WASHINGTON — Roger Stone, a former aide and longtime friend of President Donald Trump, was found guilty on Friday of obstructing a congressional investigation into Russia’s interference in the 2016 election in what prosecutors said was an effort to protect Trump.
Stone, 67, was charged with lying to the House Intelligence Committee, trying to block the testimony of another potential witness and concealing reams of evidence from investigators. Prosecutors claimed he tried to thwart the committee’s work because the truth would have “looked terrible” for both the president and his campaign. In all, he faced seven felony charges and was found guilty on all counts.
The government built its case over the past week with testimony from a friend of Stone and two former Trump campaign officials, buttressed by hundreds of exhibits that exposed Stone’s disdain for congressional and criminal investigators. Confronted with his lies under oath by one associate, prosecutors said, Stone wrote back: “No one cares.” They asked the jurors to deliver a verdict proving him wrong.
The evidence showed that in the months leading up to the 2016 election, Stone strove to obtain emails that Russia had stolen from Democratic computers and funneled to WikiLeaks, which released them at strategic moments timed to damage Hillary Clinton, Trump’s Democratic opponent. Stone briefed the Trump campaign about whatever he had picked up about WikiLeaks’ plans “every chance he got,” Jonathan Kravis, a lead prosecutor, said.
The trial revived the saga of Russia’s efforts to bolster Trump’s chances of winning the White House at the same time that House impeachment investigators are scrutinizing Trump’s efforts to pressure Ukraine, a foreign ally, for help with his 2020 election.

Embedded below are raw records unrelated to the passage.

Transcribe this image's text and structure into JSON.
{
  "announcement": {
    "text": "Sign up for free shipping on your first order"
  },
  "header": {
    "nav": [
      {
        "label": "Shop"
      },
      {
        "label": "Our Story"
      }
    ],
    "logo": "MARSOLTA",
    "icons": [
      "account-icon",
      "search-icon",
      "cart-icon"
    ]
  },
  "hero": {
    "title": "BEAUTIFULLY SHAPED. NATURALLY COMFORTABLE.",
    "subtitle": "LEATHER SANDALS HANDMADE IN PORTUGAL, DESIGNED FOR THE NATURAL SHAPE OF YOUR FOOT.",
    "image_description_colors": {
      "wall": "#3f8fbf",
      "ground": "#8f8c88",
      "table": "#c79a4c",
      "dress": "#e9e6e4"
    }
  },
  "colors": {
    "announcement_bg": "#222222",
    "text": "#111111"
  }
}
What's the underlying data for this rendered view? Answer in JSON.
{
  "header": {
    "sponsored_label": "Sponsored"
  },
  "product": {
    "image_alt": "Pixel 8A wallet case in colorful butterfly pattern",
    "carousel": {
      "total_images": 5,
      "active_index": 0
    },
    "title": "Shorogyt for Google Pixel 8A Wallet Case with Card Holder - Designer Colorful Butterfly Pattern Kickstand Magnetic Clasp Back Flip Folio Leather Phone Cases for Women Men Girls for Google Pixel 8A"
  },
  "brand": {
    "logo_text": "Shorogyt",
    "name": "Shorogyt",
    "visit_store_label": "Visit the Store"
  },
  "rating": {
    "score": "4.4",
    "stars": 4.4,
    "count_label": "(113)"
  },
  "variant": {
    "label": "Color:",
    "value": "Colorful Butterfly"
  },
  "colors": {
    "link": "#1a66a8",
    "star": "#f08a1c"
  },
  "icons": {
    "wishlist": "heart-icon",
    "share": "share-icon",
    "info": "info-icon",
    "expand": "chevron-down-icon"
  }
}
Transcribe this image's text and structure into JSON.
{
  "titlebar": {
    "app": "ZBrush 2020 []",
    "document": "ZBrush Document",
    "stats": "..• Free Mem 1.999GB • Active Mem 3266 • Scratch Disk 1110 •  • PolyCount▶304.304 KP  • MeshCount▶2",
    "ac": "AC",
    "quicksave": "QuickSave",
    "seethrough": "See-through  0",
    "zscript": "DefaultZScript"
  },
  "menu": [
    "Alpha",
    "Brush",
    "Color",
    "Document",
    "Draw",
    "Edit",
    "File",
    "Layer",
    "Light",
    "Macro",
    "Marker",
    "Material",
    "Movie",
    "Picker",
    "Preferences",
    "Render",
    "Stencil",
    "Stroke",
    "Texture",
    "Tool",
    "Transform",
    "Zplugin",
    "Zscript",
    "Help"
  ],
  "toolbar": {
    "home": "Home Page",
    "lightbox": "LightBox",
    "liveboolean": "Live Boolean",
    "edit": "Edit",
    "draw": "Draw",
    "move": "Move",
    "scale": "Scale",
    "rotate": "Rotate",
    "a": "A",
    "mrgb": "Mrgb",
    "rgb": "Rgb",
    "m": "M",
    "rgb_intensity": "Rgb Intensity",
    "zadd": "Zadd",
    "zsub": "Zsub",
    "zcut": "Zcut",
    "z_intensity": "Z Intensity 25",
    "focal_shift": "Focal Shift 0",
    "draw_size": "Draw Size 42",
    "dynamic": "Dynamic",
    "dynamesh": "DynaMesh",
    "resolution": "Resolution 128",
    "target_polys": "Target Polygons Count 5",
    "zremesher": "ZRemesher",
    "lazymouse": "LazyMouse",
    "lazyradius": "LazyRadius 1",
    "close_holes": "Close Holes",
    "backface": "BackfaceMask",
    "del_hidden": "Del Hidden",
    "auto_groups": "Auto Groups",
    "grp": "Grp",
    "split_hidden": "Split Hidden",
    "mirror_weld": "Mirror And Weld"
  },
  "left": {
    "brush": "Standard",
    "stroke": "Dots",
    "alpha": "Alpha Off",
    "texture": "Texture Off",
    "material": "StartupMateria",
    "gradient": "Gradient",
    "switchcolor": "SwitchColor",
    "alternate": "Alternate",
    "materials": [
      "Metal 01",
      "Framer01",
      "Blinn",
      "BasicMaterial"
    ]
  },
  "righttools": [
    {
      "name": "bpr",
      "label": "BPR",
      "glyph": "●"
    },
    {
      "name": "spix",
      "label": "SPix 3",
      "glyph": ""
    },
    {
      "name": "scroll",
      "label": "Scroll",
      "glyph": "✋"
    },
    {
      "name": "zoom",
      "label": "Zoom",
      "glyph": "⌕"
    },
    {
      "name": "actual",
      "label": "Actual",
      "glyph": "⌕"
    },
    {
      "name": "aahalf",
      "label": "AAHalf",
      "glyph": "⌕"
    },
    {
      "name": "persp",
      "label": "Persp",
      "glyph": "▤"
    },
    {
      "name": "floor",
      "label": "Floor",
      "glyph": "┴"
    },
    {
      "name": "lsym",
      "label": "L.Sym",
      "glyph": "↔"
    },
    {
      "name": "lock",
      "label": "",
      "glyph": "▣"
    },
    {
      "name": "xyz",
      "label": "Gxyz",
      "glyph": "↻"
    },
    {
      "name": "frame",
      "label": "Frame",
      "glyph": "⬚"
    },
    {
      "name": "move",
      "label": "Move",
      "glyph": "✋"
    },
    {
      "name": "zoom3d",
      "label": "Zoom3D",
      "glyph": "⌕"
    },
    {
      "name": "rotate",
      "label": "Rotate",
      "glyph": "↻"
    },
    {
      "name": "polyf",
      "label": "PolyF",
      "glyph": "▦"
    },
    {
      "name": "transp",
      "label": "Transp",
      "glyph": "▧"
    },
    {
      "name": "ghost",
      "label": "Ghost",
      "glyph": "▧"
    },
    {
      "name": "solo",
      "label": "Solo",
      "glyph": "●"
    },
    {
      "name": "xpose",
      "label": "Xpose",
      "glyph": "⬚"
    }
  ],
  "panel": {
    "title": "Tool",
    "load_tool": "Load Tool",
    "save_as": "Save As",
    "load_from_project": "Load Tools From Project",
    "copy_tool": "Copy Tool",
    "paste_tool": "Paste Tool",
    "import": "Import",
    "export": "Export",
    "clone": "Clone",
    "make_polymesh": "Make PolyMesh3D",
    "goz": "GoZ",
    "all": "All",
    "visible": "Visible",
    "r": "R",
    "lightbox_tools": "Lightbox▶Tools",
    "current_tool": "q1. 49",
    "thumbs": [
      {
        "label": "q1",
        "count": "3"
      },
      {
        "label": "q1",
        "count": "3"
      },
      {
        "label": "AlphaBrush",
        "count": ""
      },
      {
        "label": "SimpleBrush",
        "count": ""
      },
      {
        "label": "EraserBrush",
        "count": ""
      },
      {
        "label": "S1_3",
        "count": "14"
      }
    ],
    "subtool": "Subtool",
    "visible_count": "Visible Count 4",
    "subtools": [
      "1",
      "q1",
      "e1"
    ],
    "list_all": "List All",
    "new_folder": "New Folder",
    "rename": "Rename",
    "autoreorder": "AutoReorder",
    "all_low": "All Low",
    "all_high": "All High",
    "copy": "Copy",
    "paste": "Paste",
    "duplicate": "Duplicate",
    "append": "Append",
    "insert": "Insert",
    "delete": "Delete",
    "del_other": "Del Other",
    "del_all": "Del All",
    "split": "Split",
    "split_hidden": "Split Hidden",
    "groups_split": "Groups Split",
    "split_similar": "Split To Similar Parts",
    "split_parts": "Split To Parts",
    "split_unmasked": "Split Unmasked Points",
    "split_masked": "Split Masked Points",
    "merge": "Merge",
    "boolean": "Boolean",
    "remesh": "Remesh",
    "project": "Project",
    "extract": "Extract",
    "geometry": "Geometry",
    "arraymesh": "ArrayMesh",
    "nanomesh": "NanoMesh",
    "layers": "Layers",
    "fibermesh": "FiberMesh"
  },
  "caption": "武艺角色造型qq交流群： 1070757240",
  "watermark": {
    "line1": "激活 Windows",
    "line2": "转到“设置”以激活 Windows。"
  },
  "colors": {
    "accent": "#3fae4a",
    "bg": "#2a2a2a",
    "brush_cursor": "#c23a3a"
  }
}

Unfolding in a courtroom just blocks from the impeachment hearing room on Capitol Hill, the case resurrected a narrative that dogged Trump’s presidency until Mueller’s two-year investigation ended last spring. Stone was accused of lying to the same House intelligence panel that is now leading the impeachment inquiry.
The jury of nine women and three men deliberated for seven hours over two days before finding Stone, a 40-year friend of Trump and well-known political provocateur, guilty.
In one of the trial’s most revealing moments, Rick Gates, Trump’s deputy campaign chairman, recounted a July 31, 2016, phone call between Stone and Trump, just days after WikiLeaks had released a trove of emails embarrassing the Clinton campaign. As soon as he hung up with Stone, Gates testified, Trump declared that “more information” was coming, an apparent reference to future releases from WikiLeaks that would rattle his political rival.
Gates’ testimony called into question Trump’s answers to queries from the special counsel, Robert Mueller, who conducted a criminal inquiry into Russia’s election interference. Trump, who agreed to respond to questions only in writing rather than sit for an interview, said he could not recall the specifics of any of 21 conversations he had with Stone in the six months before the election. Stone told House investigators that he never discussed his conversations with an intermediary to WikiLeaks with anyone involved in the Trump campaign.
Stone, 67, joins a notable list of former Trump aides convicted of lying to federal authorities. It includes Gates; Michael T. Flynn, the former national security adviser; Michael D. Cohen, the president’s longtime personal lawyer and fixer, and George Papadopoulos, a former Trump campaign aide.
Although the most serious charge against Stone carries a maximum penalty of 20 years in prison, his sentence will almost certainly be much lighter. Working against him could be his multiple run-ins earlier this year with Judge Amy Berman Jackson, who is overseeing the case and will preside over any sentencing. After a series of infractions, including posting a photo of the judge with an image of cross-hairs next to her head on Instagram in February, she banned him from social media.